Back then, my days were black and dim, and my sky was a canopy of murky leaves.
I would stumble through that thick, dark forest and try to keep myself from tripping over the tangled roots that blanketed the ground. Sometimes I fell anyway--never hard enough to shatter completely, but painful breaks all the same. When that happened, I learned to kindle a smoky fire and press the smoldering branches to the broken pieces, clenching my jaw against the searing pain until the glass was whole again.
The fire could burn away a bit--just a little--of the mold covering me. I remember once, after fixing my left hand, how my fingers glinted dully in the fire's tiny flickering glow. It didn't last long. The mold always grew back quickly.
The angles were never quite right after I put myself back together. I stumbled on and on, crooked toes scraping at the dirt and knees cracking in the cold.
One day, unexpectedly, my darkness splintered and fled.
I met a woman who shone so brightly that I could see her coming for a long time. Her glass was new and clear, her face hidden in brightness.

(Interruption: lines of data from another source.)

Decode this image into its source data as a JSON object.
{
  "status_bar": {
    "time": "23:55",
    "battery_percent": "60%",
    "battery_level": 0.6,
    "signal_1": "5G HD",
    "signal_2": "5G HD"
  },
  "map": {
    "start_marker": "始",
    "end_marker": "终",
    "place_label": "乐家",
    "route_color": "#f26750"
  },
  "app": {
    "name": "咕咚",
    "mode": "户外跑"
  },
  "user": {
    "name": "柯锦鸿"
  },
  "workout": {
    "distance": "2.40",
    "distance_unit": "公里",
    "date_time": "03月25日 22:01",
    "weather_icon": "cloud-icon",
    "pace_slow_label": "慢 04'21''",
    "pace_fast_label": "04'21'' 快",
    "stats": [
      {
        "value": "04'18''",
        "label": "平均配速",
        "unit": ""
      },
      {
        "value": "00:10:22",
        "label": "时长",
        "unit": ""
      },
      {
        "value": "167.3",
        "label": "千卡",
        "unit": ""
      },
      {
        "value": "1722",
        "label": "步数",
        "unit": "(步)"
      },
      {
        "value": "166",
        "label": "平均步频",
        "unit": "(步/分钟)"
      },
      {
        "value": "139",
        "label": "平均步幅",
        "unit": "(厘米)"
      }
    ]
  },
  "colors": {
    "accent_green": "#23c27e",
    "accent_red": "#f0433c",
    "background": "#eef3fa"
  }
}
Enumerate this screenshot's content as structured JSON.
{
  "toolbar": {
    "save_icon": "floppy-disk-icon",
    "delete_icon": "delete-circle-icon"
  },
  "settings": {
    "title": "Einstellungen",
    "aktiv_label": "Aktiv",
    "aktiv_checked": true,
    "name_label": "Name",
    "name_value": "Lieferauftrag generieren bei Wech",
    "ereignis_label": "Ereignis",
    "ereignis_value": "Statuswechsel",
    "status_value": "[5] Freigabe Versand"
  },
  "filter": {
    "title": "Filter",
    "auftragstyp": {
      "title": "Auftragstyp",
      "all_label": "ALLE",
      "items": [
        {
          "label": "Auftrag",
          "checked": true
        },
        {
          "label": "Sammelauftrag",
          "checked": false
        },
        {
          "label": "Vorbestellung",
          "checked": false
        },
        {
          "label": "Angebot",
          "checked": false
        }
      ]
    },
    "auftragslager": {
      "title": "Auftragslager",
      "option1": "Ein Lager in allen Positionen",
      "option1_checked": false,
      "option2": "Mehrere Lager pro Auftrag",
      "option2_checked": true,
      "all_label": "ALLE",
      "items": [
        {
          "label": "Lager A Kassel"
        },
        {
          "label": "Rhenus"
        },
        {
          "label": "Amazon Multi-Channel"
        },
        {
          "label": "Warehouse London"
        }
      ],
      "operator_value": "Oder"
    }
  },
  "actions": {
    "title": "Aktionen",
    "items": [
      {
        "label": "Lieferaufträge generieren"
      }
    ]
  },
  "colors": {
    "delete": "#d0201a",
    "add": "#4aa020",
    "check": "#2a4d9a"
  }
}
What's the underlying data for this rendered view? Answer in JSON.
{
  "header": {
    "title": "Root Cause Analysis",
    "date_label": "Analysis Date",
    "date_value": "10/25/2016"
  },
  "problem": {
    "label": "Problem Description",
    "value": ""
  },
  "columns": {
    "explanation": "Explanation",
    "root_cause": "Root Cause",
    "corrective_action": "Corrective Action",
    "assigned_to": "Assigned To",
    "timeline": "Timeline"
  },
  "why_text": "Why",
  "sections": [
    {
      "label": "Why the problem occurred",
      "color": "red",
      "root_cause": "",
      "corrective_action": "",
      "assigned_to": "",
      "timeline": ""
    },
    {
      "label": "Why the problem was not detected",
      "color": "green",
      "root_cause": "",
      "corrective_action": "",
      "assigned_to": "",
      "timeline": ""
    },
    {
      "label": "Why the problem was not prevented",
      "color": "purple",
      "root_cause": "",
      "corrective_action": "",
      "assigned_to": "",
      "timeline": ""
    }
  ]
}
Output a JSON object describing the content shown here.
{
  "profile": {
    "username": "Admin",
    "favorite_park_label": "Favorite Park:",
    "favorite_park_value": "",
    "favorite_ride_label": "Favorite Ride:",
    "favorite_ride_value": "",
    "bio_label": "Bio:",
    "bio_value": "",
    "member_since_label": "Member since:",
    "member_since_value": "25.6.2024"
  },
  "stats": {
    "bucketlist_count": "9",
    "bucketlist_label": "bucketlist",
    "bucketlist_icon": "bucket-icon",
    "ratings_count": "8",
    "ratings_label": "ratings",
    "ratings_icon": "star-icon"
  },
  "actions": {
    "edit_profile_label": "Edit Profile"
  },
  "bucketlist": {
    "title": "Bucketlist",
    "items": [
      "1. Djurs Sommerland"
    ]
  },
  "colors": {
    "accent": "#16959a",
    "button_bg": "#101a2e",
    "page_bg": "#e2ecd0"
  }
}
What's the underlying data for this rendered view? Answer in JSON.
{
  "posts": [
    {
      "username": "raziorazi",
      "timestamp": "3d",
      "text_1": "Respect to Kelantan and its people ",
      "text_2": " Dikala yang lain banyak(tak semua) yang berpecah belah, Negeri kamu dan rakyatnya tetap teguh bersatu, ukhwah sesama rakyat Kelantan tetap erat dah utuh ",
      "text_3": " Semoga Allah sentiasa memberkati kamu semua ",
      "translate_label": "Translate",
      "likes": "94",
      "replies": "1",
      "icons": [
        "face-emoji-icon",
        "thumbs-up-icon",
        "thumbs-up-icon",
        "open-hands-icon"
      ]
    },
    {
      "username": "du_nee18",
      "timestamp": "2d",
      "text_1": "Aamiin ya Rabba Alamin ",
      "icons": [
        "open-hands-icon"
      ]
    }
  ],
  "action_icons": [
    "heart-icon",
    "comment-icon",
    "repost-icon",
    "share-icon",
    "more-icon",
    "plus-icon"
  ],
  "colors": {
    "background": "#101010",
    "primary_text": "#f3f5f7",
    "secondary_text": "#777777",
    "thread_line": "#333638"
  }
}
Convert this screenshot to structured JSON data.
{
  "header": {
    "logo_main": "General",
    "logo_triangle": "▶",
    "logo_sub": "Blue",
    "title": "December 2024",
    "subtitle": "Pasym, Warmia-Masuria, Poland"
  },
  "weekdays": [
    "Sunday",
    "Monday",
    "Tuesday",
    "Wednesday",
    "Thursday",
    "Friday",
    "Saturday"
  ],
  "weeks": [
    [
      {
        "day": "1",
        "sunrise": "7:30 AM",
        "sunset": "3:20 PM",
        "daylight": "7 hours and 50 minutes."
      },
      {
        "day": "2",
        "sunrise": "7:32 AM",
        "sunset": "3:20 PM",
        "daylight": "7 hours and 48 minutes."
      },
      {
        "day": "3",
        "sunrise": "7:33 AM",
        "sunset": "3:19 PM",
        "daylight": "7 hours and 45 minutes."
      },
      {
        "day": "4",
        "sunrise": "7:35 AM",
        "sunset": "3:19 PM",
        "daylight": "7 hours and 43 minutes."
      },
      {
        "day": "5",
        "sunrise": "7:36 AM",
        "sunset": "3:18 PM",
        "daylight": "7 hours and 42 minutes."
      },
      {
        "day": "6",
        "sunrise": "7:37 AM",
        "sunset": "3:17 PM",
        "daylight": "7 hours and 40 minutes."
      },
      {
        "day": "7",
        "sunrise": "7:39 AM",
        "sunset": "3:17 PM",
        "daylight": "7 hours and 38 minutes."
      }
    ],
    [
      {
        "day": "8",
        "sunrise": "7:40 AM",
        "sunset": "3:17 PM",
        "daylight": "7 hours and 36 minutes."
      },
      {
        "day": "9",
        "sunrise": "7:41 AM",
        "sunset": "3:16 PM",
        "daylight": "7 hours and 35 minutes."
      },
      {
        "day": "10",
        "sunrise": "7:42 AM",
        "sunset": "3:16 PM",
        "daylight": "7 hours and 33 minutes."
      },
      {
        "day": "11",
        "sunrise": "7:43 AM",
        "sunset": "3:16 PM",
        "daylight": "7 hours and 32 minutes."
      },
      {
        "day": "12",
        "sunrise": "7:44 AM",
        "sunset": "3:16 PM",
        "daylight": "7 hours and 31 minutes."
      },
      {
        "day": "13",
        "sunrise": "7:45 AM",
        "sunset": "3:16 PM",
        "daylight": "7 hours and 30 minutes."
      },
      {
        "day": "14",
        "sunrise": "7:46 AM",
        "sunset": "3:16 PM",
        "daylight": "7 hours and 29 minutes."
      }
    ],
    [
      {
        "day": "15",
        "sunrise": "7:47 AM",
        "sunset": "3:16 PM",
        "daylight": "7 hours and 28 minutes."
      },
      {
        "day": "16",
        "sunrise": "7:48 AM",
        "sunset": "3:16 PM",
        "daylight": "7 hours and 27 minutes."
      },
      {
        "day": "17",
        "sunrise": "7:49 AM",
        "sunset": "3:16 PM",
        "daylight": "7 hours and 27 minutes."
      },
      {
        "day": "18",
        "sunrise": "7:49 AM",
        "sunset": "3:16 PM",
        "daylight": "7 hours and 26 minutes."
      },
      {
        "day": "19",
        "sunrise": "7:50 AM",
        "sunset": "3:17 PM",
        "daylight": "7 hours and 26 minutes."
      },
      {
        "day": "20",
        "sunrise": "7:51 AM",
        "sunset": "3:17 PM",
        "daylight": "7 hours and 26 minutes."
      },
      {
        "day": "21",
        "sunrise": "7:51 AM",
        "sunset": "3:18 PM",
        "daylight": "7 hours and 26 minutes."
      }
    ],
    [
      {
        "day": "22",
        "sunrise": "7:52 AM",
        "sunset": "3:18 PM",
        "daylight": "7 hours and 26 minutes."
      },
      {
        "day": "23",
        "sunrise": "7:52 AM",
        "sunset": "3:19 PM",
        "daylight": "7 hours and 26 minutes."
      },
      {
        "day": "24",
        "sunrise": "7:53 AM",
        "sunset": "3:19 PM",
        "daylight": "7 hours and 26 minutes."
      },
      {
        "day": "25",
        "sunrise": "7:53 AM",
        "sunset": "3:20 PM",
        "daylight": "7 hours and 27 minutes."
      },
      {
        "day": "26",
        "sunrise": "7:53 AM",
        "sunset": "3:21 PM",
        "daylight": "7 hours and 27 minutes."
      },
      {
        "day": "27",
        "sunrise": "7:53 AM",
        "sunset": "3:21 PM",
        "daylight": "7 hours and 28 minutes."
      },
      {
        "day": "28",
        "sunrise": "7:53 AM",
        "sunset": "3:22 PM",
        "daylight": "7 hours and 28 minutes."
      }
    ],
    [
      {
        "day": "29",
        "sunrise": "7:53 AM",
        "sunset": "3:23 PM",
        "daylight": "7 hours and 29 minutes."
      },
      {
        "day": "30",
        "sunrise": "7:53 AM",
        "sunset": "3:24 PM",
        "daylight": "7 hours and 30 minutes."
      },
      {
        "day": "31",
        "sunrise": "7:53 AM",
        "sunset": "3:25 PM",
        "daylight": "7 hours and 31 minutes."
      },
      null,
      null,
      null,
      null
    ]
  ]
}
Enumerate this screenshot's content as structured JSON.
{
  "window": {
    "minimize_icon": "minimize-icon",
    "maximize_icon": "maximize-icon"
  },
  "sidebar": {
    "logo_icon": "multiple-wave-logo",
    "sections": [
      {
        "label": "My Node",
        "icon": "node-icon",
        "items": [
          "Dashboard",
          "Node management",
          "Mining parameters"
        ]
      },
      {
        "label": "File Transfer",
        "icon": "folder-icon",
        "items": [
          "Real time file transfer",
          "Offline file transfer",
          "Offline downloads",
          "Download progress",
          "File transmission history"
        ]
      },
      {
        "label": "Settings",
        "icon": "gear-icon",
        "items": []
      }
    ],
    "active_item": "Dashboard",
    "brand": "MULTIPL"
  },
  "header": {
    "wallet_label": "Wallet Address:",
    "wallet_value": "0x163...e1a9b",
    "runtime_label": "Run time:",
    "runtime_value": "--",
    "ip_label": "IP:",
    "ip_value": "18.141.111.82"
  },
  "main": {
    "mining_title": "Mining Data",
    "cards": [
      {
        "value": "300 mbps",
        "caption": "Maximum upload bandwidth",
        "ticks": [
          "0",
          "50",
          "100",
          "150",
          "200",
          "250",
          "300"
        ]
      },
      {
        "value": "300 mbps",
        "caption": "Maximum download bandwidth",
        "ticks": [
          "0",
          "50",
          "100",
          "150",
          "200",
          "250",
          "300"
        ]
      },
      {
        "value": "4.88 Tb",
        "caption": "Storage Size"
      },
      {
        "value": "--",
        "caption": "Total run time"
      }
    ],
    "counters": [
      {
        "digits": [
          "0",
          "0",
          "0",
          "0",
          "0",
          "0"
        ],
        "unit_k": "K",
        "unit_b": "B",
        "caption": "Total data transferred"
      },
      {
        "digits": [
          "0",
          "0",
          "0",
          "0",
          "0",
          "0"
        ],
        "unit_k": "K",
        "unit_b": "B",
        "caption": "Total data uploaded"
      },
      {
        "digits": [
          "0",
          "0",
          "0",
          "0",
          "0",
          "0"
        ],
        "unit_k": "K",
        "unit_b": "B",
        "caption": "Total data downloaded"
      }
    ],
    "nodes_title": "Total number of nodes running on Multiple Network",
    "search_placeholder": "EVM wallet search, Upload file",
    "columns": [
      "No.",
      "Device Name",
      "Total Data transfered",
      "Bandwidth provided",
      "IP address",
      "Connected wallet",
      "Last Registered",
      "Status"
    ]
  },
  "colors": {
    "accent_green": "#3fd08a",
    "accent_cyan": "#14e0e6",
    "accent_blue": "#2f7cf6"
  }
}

I thought I might go blind from looking at her.
"Where did you get your light?" I asked, staring though my eyes burned--because it was beautiful, because I had never seen anything like it.
"Oh," she said with something rapturous in her voice, straightening and sparkling even brighter. She lifted her clean hands like mirrors and pointed up. "Let me tell you about the sun."